Timothée Chalamet is a revelation on-screen. Even without saying too much, his mannerisms and expressions confess all. Elio may be precocious, but his human feelings toward Oliver are visceral and profound, something so uniquely special that only Chalamet could bring to the table.
Besides the incredibly poignant ending scene (which I think alone merits Chalamet the Oscar), one of the most touching moments in CMBYN is Michael Stuhlbarg’s monologue. Stuhlbarg plays the professor father of Elio, and in the final moments of the film, he speaks personally to his son, in the way any loving, earnest father should. I liken this speech to Robin Williams’ park bench scene in Good Will Hunting (and not just because of the beard).Both are honest mentor figures who just want to see you grow, to embrace yourself, to be guided into the world knowing who you are.
There is so much more to say, but I don’t want to give away too much that happens in the film. If I could only use three words, Call Me by Your Name is beautiful, heartbreaking, and sincere. And you should definitely go see it.
There is something vaguely therapeutic about signing a name over and over again, and I often find myself repeatedly writing my own in messy cursive. We all do it occasionally, whether it be your name or that of someone you love.
This got me thinking—why, exactly? Why fill a page with these presumably meaningless scribbles, instead of, perhaps, saying the name again and again? Why does such a monotonous action provide comfort?
I immediately thought of John Proctor in both Arthur Miller’s play and in The Crucible (1996), which I watched last year in class. In the film’s climax, Proctor (played by Daniel Day-Lewis) is coerced into writing a confession in order to save his life after he is accused of witchcraft. The judges insist that the paper with Proctor’s signature be posted publicly on the church doors as proof, to which Proctor breaks down and tears up the confession. DDL’s impeccable and agonizing delivery of one of the most well-known lines from the film cements the hard-to-watch scene:
“I have given you my soul; leave me my name!“
When asked why he refuses to hand the document over, he screams, “Because it is my name!” Proctor has given the court his suffering and pain, and he is ultimately willing to give his entire life away. What he cannot bring himself to relinquish is his signature, the last remaining symbol of honesty and purity in his life. Proctor would rather be publicly hanged than have his name be plastered for everyone to see. Both actions are physical representations of Proctor, and highly visible—the villagers of Salem will still know Proctor is guilty regardless of what he does. But, as Proctor explains, he cannot have his family name be tarnished once again, and he cannot have his sons bear the punishment for their father’s sins.
A name transcends time and a name carries through generations. A name, not a face, is the first thing that is brought up when talking about someone, and given time, names rather than faces remain in people’s memories more often than not.
People are an embodiment of their names.
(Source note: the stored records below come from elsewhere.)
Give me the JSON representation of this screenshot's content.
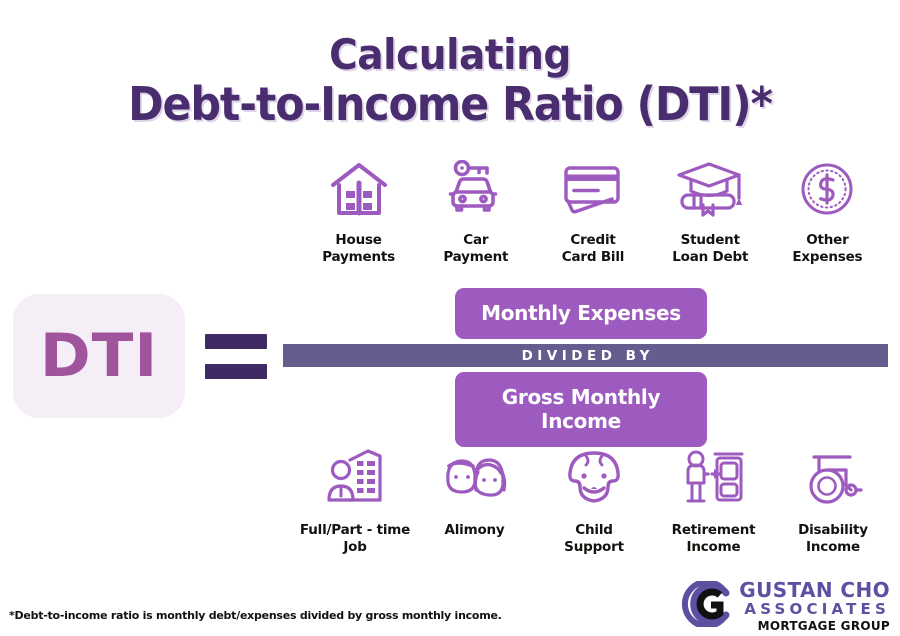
{
  "title": {
    "line1": "Calculating",
    "line2": "Debt-to-Income Ratio (DTI)*",
    "color": "#4A2D6E"
  },
  "colors": {
    "icon_purple": "#9E5BBF",
    "pill_purple": "#9E5BBF",
    "divider_slate": "#645D8D",
    "equals_dark": "#3F2A63",
    "dti_text": "#A0549B",
    "dti_bg": "#F5EEF7",
    "logo_purple": "#5D50A0",
    "label_black": "#14110F"
  },
  "expenses_row": [
    {
      "icon": "house-icon",
      "label": "House\nPayments"
    },
    {
      "icon": "car-key-icon",
      "label": "Car\nPayment"
    },
    {
      "icon": "credit-card-icon",
      "label": "Credit\nCard Bill"
    },
    {
      "icon": "graduation-cap-diploma-icon",
      "label": "Student\nLoan Debt"
    },
    {
      "icon": "dollar-coin-icon",
      "label": "Other\nExpenses"
    }
  ],
  "income_row": [
    {
      "icon": "office-worker-icon",
      "label": "Full/Part - time\nJob"
    },
    {
      "icon": "couple-icon",
      "label": "Alimony"
    },
    {
      "icon": "baby-face-icon",
      "label": "Child\nSupport"
    },
    {
      "icon": "retirement-person-icon",
      "label": "Retirement\nIncome"
    },
    {
      "icon": "wheelchair-icon",
      "label": "Disability\nIncome"
    }
  ],
  "formula": {
    "dti_label": "DTI",
    "equals_symbol": "=",
    "numerator": "Monthly Expenses",
    "divider": "DIVIDED BY",
    "denominator": "Gross Monthly Income"
  },
  "footnote": "*Debt-to-income ratio is monthly debt/expenses divided by gross monthly income.",
  "logo": {
    "line1": "GUSTAN CHO",
    "line2": "ASSOCIATES",
    "line3": "MORTGAGE GROUP"
  }
}
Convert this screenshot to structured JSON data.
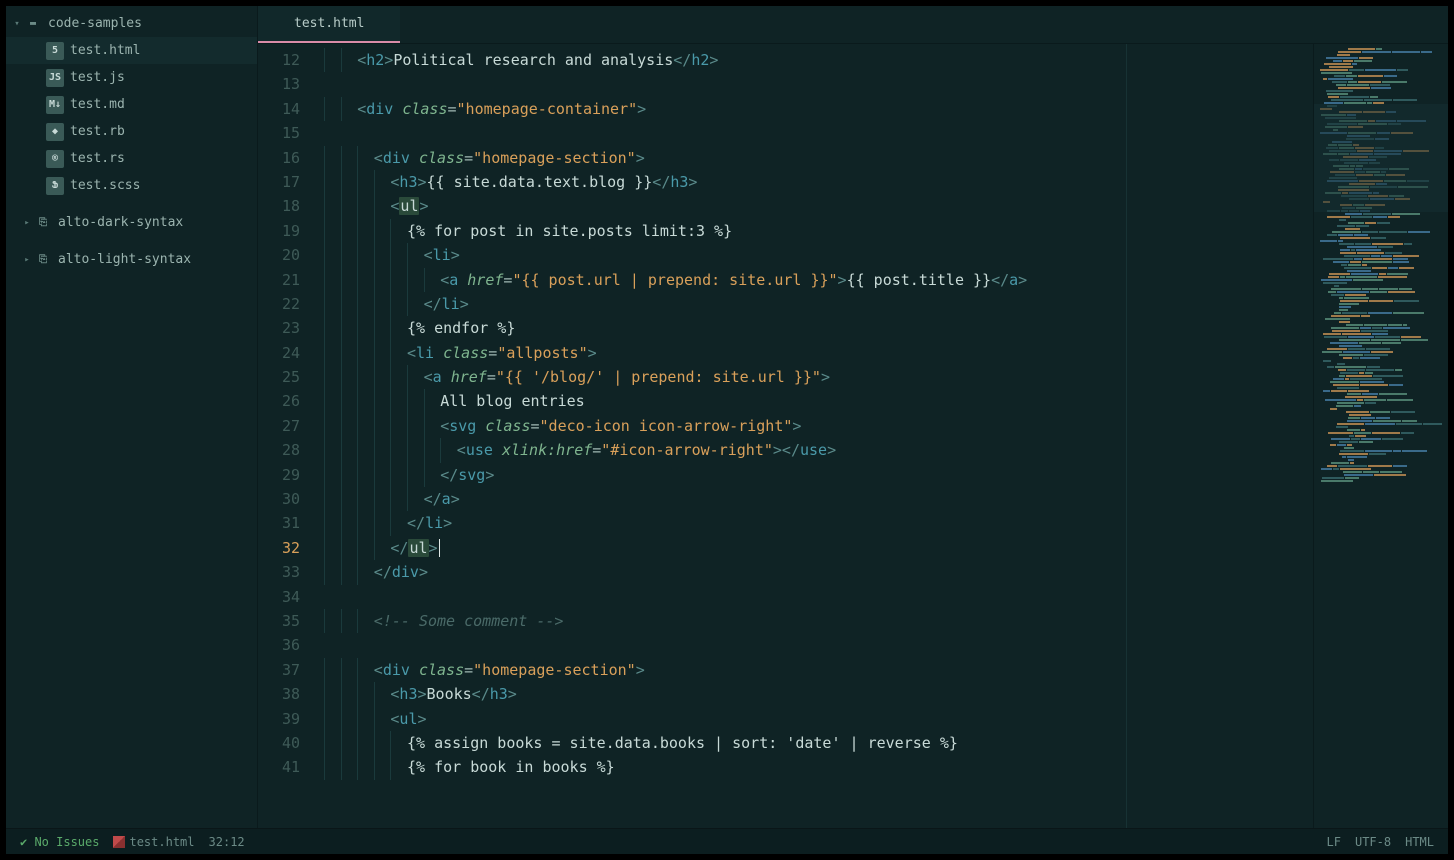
{
  "sidebar": {
    "root_folder": "code-samples",
    "files": [
      {
        "name": "test.html",
        "icon": "html",
        "selected": true,
        "icon_label": "5"
      },
      {
        "name": "test.js",
        "icon": "js",
        "icon_label": "JS"
      },
      {
        "name": "test.md",
        "icon": "md",
        "icon_label": "M↓"
      },
      {
        "name": "test.rb",
        "icon": "rb",
        "icon_label": "◆"
      },
      {
        "name": "test.rs",
        "icon": "rs",
        "icon_label": "®"
      },
      {
        "name": "test.scss",
        "icon": "scss",
        "icon_label": "Ֆ"
      }
    ],
    "projects": [
      {
        "name": "alto-dark-syntax"
      },
      {
        "name": "alto-light-syntax"
      }
    ]
  },
  "tabs": {
    "active": "test.html"
  },
  "editor": {
    "first_line_number": 12,
    "cursor_line": 32,
    "lines": [
      {
        "n": 12,
        "indent": 2,
        "tokens": [
          {
            "c": "p",
            "t": "<"
          },
          {
            "c": "tg",
            "t": "h2"
          },
          {
            "c": "p",
            "t": ">"
          },
          {
            "c": "tx",
            "t": "Political research and analysis"
          },
          {
            "c": "p",
            "t": "</"
          },
          {
            "c": "tg",
            "t": "h2"
          },
          {
            "c": "p",
            "t": ">"
          }
        ]
      },
      {
        "n": 13,
        "indent": 0,
        "tokens": []
      },
      {
        "n": 14,
        "indent": 2,
        "tokens": [
          {
            "c": "p",
            "t": "<"
          },
          {
            "c": "tg",
            "t": "div"
          },
          {
            "c": "tx",
            "t": " "
          },
          {
            "c": "an",
            "t": "class"
          },
          {
            "c": "op",
            "t": "="
          },
          {
            "c": "st",
            "t": "\"homepage-container\""
          },
          {
            "c": "p",
            "t": ">"
          }
        ]
      },
      {
        "n": 15,
        "indent": 0,
        "tokens": []
      },
      {
        "n": 16,
        "indent": 3,
        "tokens": [
          {
            "c": "p",
            "t": "<"
          },
          {
            "c": "tg",
            "t": "div"
          },
          {
            "c": "tx",
            "t": " "
          },
          {
            "c": "an",
            "t": "class"
          },
          {
            "c": "op",
            "t": "="
          },
          {
            "c": "st",
            "t": "\"homepage-section\""
          },
          {
            "c": "p",
            "t": ">"
          }
        ]
      },
      {
        "n": 17,
        "indent": 4,
        "tokens": [
          {
            "c": "p",
            "t": "<"
          },
          {
            "c": "tg",
            "t": "h3"
          },
          {
            "c": "p",
            "t": ">"
          },
          {
            "c": "tx",
            "t": "{{ site.data.text.blog }}"
          },
          {
            "c": "p",
            "t": "</"
          },
          {
            "c": "tg",
            "t": "h3"
          },
          {
            "c": "p",
            "t": ">"
          }
        ]
      },
      {
        "n": 18,
        "indent": 4,
        "tokens": [
          {
            "c": "p",
            "t": "<"
          },
          {
            "c": "hl",
            "t": "ul"
          },
          {
            "c": "p",
            "t": ">"
          }
        ]
      },
      {
        "n": 19,
        "indent": 5,
        "tokens": [
          {
            "c": "tx",
            "t": "{% for post in site.posts limit:3 %}"
          }
        ]
      },
      {
        "n": 20,
        "indent": 6,
        "tokens": [
          {
            "c": "p",
            "t": "<"
          },
          {
            "c": "tg",
            "t": "li"
          },
          {
            "c": "p",
            "t": ">"
          }
        ]
      },
      {
        "n": 21,
        "indent": 7,
        "tokens": [
          {
            "c": "p",
            "t": "<"
          },
          {
            "c": "tg",
            "t": "a"
          },
          {
            "c": "tx",
            "t": " "
          },
          {
            "c": "an",
            "t": "href"
          },
          {
            "c": "op",
            "t": "="
          },
          {
            "c": "st",
            "t": "\"{{ post.url | prepend: site.url }}\""
          },
          {
            "c": "p",
            "t": ">"
          },
          {
            "c": "tx",
            "t": "{{ post.title }}"
          },
          {
            "c": "p",
            "t": "</"
          },
          {
            "c": "tg",
            "t": "a"
          },
          {
            "c": "p",
            "t": ">"
          }
        ]
      },
      {
        "n": 22,
        "indent": 6,
        "tokens": [
          {
            "c": "p",
            "t": "</"
          },
          {
            "c": "tg",
            "t": "li"
          },
          {
            "c": "p",
            "t": ">"
          }
        ]
      },
      {
        "n": 23,
        "indent": 5,
        "tokens": [
          {
            "c": "tx",
            "t": "{% endfor %}"
          }
        ]
      },
      {
        "n": 24,
        "indent": 5,
        "tokens": [
          {
            "c": "p",
            "t": "<"
          },
          {
            "c": "tg",
            "t": "li"
          },
          {
            "c": "tx",
            "t": " "
          },
          {
            "c": "an",
            "t": "class"
          },
          {
            "c": "op",
            "t": "="
          },
          {
            "c": "st",
            "t": "\"allposts\""
          },
          {
            "c": "p",
            "t": ">"
          }
        ]
      },
      {
        "n": 25,
        "indent": 6,
        "tokens": [
          {
            "c": "p",
            "t": "<"
          },
          {
            "c": "tg",
            "t": "a"
          },
          {
            "c": "tx",
            "t": " "
          },
          {
            "c": "an",
            "t": "href"
          },
          {
            "c": "op",
            "t": "="
          },
          {
            "c": "st",
            "t": "\"{{ '/blog/' | prepend: site.url }}\""
          },
          {
            "c": "p",
            "t": ">"
          }
        ]
      },
      {
        "n": 26,
        "indent": 7,
        "tokens": [
          {
            "c": "tx",
            "t": "All blog entries"
          }
        ]
      },
      {
        "n": 27,
        "indent": 7,
        "tokens": [
          {
            "c": "p",
            "t": "<"
          },
          {
            "c": "tg",
            "t": "svg"
          },
          {
            "c": "tx",
            "t": " "
          },
          {
            "c": "an",
            "t": "class"
          },
          {
            "c": "op",
            "t": "="
          },
          {
            "c": "st",
            "t": "\"deco-icon icon-arrow-right\""
          },
          {
            "c": "p",
            "t": ">"
          }
        ]
      },
      {
        "n": 28,
        "indent": 8,
        "tokens": [
          {
            "c": "p",
            "t": "<"
          },
          {
            "c": "tg",
            "t": "use"
          },
          {
            "c": "tx",
            "t": " "
          },
          {
            "c": "an",
            "t": "xlink:href"
          },
          {
            "c": "op",
            "t": "="
          },
          {
            "c": "st",
            "t": "\"#icon-arrow-right\""
          },
          {
            "c": "p",
            "t": ">"
          },
          {
            "c": "p",
            "t": "</"
          },
          {
            "c": "tg",
            "t": "use"
          },
          {
            "c": "p",
            "t": ">"
          }
        ]
      },
      {
        "n": 29,
        "indent": 7,
        "tokens": [
          {
            "c": "p",
            "t": "</"
          },
          {
            "c": "tg",
            "t": "svg"
          },
          {
            "c": "p",
            "t": ">"
          }
        ]
      },
      {
        "n": 30,
        "indent": 6,
        "tokens": [
          {
            "c": "p",
            "t": "</"
          },
          {
            "c": "tg",
            "t": "a"
          },
          {
            "c": "p",
            "t": ">"
          }
        ]
      },
      {
        "n": 31,
        "indent": 5,
        "tokens": [
          {
            "c": "p",
            "t": "</"
          },
          {
            "c": "tg",
            "t": "li"
          },
          {
            "c": "p",
            "t": ">"
          }
        ]
      },
      {
        "n": 32,
        "indent": 4,
        "tokens": [
          {
            "c": "p",
            "t": "</"
          },
          {
            "c": "hl",
            "t": "ul"
          },
          {
            "c": "p",
            "t": ">"
          }
        ],
        "cursor": true
      },
      {
        "n": 33,
        "indent": 3,
        "tokens": [
          {
            "c": "p",
            "t": "</"
          },
          {
            "c": "tg",
            "t": "div"
          },
          {
            "c": "p",
            "t": ">"
          }
        ]
      },
      {
        "n": 34,
        "indent": 0,
        "tokens": []
      },
      {
        "n": 35,
        "indent": 3,
        "tokens": [
          {
            "c": "cm",
            "t": "<!-- Some comment -->"
          }
        ]
      },
      {
        "n": 36,
        "indent": 0,
        "tokens": []
      },
      {
        "n": 37,
        "indent": 3,
        "tokens": [
          {
            "c": "p",
            "t": "<"
          },
          {
            "c": "tg",
            "t": "div"
          },
          {
            "c": "tx",
            "t": " "
          },
          {
            "c": "an",
            "t": "class"
          },
          {
            "c": "op",
            "t": "="
          },
          {
            "c": "st",
            "t": "\"homepage-section\""
          },
          {
            "c": "p",
            "t": ">"
          }
        ]
      },
      {
        "n": 38,
        "indent": 4,
        "tokens": [
          {
            "c": "p",
            "t": "<"
          },
          {
            "c": "tg",
            "t": "h3"
          },
          {
            "c": "p",
            "t": ">"
          },
          {
            "c": "tx",
            "t": "Books"
          },
          {
            "c": "p",
            "t": "</"
          },
          {
            "c": "tg",
            "t": "h3"
          },
          {
            "c": "p",
            "t": ">"
          }
        ]
      },
      {
        "n": 39,
        "indent": 4,
        "tokens": [
          {
            "c": "p",
            "t": "<"
          },
          {
            "c": "tg",
            "t": "ul"
          },
          {
            "c": "p",
            "t": ">"
          }
        ]
      },
      {
        "n": 40,
        "indent": 5,
        "tokens": [
          {
            "c": "tx",
            "t": "{% assign books = site.data.books | sort: 'date' | reverse %}"
          }
        ]
      },
      {
        "n": 41,
        "indent": 5,
        "tokens": [
          {
            "c": "tx",
            "t": "{% for book in books %}"
          }
        ]
      }
    ]
  },
  "status": {
    "issues": "No Issues",
    "path": "test.html",
    "cursor": "32:12",
    "eol": "LF",
    "encoding": "UTF-8",
    "language": "HTML"
  }
}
We address each other by name, we respond and react to a name, we feel more than just a personal connection to our name. By tearing the confession, Proctor was able to reclaim his good name and preserve it, which evoked tremendous relief and granted him everlasting internal peace. We are not ourselves without our name.